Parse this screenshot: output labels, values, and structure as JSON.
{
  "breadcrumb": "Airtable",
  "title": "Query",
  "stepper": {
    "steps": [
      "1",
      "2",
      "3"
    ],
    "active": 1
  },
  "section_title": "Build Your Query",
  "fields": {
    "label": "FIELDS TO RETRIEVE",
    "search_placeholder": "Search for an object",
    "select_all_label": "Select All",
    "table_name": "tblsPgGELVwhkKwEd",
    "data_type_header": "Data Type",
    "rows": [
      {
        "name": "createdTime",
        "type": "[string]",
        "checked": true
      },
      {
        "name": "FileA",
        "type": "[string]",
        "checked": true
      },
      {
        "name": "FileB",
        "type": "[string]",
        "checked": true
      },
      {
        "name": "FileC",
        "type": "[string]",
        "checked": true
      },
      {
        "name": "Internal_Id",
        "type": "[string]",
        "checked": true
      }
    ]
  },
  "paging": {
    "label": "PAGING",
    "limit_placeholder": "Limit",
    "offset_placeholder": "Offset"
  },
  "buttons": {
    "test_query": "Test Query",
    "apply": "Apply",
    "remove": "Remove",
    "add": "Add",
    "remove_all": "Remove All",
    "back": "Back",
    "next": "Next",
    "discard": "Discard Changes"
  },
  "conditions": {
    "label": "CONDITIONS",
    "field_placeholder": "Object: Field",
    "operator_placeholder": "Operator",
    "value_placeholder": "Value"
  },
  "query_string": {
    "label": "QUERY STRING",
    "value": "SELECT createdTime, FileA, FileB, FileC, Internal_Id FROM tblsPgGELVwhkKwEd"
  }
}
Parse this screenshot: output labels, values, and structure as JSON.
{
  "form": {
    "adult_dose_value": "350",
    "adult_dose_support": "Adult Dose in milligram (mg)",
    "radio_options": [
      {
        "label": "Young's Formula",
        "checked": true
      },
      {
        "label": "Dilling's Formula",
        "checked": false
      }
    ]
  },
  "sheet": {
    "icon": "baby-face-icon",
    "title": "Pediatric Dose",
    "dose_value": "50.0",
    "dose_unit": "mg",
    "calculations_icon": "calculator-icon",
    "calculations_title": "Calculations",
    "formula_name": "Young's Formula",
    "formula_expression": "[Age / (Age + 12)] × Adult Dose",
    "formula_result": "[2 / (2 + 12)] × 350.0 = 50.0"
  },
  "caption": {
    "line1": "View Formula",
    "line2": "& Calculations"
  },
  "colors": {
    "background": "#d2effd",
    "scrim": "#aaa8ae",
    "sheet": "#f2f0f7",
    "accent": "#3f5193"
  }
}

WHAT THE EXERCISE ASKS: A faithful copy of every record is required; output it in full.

SOLUTION TO THIS EXERCISE:
Parse this screenshot: output labels, values, and structure as JSON.
{
  "breadcrumb": "Airtable",
  "title": "Query",
  "stepper": {
    "steps": [
      "1",
      "2",
      "3"
    ],
    "active": 1
  },
  "section_title": "Build Your Query",
  "fields": {
    "label": "FIELDS TO RETRIEVE",
    "search_placeholder": "Search for an object",
    "select_all_label": "Select All",
    "table_name": "tblsPgGELVwhkKwEd",
    "data_type_header": "Data Type",
    "rows": [
      {
        "name": "createdTime",
        "type": "[string]",
        "checked": true
      },
      {
        "name": "FileA",
        "type": "[string]",
        "checked": true
      },
      {
        "name": "FileB",
        "type": "[string]",
        "checked": true
      },
      {
        "name": "FileC",
        "type": "[string]",
        "checked": true
      },
      {
        "name": "Internal_Id",
        "type": "[string]",
        "checked": true
      }
    ]
  },
  "paging": {
    "label": "PAGING",
    "limit_placeholder": "Limit",
    "offset_placeholder": "Offset"
  },
  "buttons": {
    "test_query": "Test Query",
    "apply": "Apply",
    "remove": "Remove",
    "add": "Add",
    "remove_all": "Remove All",
    "back": "Back",
    "next": "Next",
    "discard": "Discard Changes"
  },
  "conditions": {
    "label": "CONDITIONS",
    "field_placeholder": "Object: Field",
    "operator_placeholder": "Operator",
    "value_placeholder": "Value"
  },
  "query_string": {
    "label": "QUERY STRING",
    "value": "SELECT createdTime, FileA, FileB, FileC, Internal_Id FROM tblsPgGELVwhkKwEd"
  }
}
Parse this screenshot: output labels, values, and structure as JSON.
{
  "form": {
    "adult_dose_value": "350",
    "adult_dose_support": "Adult Dose in milligram (mg)",
    "radio_options": [
      {
        "label": "Young's Formula",
        "checked": true
      },
      {
        "label": "Dilling's Formula",
        "checked": false
      }
    ]
  },
  "sheet": {
    "icon": "baby-face-icon",
    "title": "Pediatric Dose",
    "dose_value": "50.0",
    "dose_unit": "mg",
    "calculations_icon": "calculator-icon",
    "calculations_title": "Calculations",
    "formula_name": "Young's Formula",
    "formula_expression": "[Age / (Age + 12)] × Adult Dose",
    "formula_result": "[2 / (2 + 12)] × 350.0 = 50.0"
  },
  "caption": {
    "line1": "View Formula",
    "line2": "& Calculations"
  },
  "colors": {
    "background": "#d2effd",
    "scrim": "#aaa8ae",
    "sheet": "#f2f0f7",
    "accent": "#3f5193"
  }
}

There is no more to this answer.